is it ok to keep banded gouramis permanently in a 10 gallon aquarium?
<Not ideal, but do-able, and for sure better than keeping them with a
psychotic Lace Gourami.>
any help is greatly appreciated.
<It's very rare for Lace/Pearl Gouramis to be aggressive, but it does
happen. I do think this is something relatively new, perhaps because of
inbreeding; in past decades this species was very trustworthy and an
excellent community tank resident. With this said, males of any/all
Gourami species have the potential to turn nasty, especially if the tank
isn't big enough. I wouldn't keep more than one male of any Trichogaster
or Colisa species in less than 30 gallons. Cheers, Neale.>
Juvenile Colisa fasciata colouration and
Hope all's well. Thanks for a fantastic service.
I've trolled WWM via links and the search tool, plus the rest
of the web, but can't find an answer to my query(s) - hope
you don't mind my writing!!
<Is why we're here>
I picked up 4 banded gouramis (Colisa fasciata) yesterday and
apparently got 2 males and 2 females. They're now in
quarantine, preparing to be put into a 55 gallon community tank.

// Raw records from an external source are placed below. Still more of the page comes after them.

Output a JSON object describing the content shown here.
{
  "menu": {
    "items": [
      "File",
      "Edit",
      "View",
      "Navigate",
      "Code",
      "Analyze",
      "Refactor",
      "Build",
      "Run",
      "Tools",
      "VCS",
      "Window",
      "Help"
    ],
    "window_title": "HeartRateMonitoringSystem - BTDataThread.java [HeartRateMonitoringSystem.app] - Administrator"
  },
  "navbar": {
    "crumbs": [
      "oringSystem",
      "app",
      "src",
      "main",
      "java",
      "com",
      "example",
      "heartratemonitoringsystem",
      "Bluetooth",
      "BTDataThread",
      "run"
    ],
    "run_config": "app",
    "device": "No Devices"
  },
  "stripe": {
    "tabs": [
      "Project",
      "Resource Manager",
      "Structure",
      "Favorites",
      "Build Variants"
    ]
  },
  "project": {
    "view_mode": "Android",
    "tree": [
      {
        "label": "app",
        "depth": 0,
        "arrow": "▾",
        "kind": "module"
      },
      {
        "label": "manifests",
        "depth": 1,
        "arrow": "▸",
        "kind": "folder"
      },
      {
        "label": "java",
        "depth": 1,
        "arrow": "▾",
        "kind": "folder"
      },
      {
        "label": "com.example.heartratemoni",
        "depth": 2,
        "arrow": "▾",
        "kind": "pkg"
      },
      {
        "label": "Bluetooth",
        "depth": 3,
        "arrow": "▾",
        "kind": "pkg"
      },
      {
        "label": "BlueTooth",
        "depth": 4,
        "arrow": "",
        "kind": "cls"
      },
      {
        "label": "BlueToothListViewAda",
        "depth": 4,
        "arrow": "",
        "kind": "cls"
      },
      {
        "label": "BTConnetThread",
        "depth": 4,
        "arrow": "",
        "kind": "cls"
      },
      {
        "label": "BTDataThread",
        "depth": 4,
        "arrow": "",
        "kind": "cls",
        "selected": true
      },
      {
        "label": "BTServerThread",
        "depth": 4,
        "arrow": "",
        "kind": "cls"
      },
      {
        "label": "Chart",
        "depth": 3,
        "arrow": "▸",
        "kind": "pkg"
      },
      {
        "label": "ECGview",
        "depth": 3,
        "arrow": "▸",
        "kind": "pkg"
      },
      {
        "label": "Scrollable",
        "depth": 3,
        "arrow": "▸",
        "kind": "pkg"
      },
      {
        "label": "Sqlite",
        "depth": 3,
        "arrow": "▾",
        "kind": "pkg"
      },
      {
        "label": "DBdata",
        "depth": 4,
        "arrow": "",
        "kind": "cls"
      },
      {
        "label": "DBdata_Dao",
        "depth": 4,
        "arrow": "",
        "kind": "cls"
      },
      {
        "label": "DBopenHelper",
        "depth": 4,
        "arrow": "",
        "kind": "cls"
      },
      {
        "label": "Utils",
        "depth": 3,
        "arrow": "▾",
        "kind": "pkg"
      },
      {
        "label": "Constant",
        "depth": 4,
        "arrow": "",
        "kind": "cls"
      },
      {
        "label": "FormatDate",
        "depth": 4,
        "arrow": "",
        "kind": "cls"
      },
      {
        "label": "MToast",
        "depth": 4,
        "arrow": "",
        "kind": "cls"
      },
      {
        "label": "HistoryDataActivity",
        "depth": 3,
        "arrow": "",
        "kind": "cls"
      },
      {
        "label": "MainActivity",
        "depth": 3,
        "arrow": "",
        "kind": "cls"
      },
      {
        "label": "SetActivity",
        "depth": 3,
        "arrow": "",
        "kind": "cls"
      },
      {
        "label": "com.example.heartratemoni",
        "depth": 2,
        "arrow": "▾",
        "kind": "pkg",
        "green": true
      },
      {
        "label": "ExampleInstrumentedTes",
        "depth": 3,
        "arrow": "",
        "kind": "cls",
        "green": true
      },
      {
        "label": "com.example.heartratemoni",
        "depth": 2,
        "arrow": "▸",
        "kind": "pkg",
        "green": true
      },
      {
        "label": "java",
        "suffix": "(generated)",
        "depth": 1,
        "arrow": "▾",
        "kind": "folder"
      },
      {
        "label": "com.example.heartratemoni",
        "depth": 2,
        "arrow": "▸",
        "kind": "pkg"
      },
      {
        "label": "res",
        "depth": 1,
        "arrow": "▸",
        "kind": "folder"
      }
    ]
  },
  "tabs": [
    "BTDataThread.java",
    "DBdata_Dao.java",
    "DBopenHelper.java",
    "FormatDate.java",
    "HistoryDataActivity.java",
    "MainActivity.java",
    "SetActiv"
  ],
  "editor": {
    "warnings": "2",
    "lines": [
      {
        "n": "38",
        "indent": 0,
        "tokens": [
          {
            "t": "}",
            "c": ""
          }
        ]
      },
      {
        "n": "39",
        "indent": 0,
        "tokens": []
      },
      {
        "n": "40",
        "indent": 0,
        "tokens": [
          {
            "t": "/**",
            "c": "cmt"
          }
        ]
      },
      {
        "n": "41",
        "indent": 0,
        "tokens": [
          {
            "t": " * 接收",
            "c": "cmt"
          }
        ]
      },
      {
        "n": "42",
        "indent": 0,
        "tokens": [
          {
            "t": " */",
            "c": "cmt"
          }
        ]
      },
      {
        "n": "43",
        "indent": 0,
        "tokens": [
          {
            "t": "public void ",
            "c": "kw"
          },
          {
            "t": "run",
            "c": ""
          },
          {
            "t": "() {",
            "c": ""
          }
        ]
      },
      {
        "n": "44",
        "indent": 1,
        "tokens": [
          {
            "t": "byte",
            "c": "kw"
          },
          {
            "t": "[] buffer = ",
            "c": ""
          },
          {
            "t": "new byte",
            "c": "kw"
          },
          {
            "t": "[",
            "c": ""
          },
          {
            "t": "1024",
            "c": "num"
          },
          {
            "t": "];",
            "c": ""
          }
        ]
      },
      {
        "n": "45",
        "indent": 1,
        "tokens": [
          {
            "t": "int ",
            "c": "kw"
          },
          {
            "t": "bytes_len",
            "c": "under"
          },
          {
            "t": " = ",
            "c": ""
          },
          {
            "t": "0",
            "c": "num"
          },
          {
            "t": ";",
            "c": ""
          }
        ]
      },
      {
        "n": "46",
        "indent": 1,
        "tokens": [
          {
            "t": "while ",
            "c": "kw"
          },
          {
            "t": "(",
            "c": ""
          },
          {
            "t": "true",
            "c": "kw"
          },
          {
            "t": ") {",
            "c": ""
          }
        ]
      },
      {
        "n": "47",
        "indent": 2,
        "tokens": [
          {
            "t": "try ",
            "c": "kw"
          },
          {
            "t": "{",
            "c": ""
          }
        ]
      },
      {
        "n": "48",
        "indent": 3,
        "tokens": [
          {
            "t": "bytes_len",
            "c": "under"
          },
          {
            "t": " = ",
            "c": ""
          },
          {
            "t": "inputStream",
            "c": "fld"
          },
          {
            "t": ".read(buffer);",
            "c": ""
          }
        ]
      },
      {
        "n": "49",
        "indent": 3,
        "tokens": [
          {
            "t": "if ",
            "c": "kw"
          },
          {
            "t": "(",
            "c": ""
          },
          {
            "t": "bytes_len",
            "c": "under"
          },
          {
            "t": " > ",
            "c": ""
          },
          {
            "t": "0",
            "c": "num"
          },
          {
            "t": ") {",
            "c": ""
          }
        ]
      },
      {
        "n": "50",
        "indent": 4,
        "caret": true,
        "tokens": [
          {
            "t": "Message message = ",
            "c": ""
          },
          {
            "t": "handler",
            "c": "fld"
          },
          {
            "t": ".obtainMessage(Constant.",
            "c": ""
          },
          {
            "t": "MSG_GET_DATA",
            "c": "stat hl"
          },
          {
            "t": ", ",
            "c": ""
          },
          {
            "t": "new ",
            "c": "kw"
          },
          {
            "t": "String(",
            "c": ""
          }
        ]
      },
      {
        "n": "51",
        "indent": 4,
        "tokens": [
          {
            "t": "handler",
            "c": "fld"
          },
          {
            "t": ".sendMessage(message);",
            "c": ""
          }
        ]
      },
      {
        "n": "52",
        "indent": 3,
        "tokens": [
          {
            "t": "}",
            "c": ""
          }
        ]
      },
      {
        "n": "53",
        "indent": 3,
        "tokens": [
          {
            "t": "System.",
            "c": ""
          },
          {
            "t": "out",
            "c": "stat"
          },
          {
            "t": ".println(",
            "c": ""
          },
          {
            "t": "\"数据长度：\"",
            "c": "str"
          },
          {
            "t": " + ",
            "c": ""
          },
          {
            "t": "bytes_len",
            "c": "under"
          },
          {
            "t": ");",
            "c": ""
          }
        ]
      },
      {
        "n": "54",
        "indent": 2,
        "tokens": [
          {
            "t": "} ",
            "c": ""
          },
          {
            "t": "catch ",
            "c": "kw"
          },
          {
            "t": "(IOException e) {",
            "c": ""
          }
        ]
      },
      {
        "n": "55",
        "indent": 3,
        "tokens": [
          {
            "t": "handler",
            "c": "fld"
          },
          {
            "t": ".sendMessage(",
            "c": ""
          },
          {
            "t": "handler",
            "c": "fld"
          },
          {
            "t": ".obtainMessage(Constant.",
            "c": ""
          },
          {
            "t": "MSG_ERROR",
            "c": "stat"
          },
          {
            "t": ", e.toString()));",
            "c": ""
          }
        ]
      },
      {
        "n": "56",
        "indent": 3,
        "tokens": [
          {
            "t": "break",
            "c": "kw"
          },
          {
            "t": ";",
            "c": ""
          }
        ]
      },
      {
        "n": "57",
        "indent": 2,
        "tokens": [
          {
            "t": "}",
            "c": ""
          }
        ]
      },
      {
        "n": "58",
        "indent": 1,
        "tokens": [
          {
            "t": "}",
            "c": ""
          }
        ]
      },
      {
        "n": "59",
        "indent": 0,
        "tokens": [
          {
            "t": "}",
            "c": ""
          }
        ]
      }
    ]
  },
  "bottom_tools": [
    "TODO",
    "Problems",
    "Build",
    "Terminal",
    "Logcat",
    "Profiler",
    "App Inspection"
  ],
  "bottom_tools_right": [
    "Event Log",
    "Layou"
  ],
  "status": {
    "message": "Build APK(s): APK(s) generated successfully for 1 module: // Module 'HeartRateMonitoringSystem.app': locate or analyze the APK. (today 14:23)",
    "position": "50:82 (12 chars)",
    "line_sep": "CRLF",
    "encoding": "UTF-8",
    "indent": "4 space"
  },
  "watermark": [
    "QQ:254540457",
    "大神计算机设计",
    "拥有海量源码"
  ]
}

I went for these after extensive research on WWM ruled out, among
others, the seemingly cursed Colisa lalia.
To my questions:
1) They're juveniles I think, being around 4cm
head-to-tail-base (caudal peduncle??),
<Yes... the standard length of fisheries
but their colours are really washed out (see photos, which
actually make them look better than they do in real light in the
<Mmm, they're really just young... Will colour up w/
Should they colour up (if I treat them well!) as they grow to
How long approximately until this point is reached (colours and
<Ah yes... at another 2-3 cm. in SL and perhaps 4-6
2) Also, I had a hard time sexing them when I bought them - they
were even more washed out at the store (bare tank floor, mix of
50+ banded and three-spot gouramis in the dealer's tank). As
a result, I tried to look for pointed vs. rounded dorsal and anal
fin tips as per many sources (including WWM and Jorg Vierk's
(spelling?) book on Anabantoids. Problem is, all the fin tips
looked kinda similar. I believe this point of differentiation
between the sexes also becomes more obvious with age.
<This is so>
For example, is the third photo attached
possibly/probably/definitely a female? Or based on my photos,
might I have four immature males waiting for their colours and
pointed fin-tips to develop?
<Can't tell definitively (at this size), but this appears
to me to be a female>
For reasons of behaviour and colouration of males, I really want
an even split between the sexes. The dealer said we can go back
and forth with individuals until we get it right.
<Ahh, a good dealer>
Your help would most appreciated with the above queries. Thanks
so much for an informative, rigourous, useful and valuable
<And you, Bob Fenner>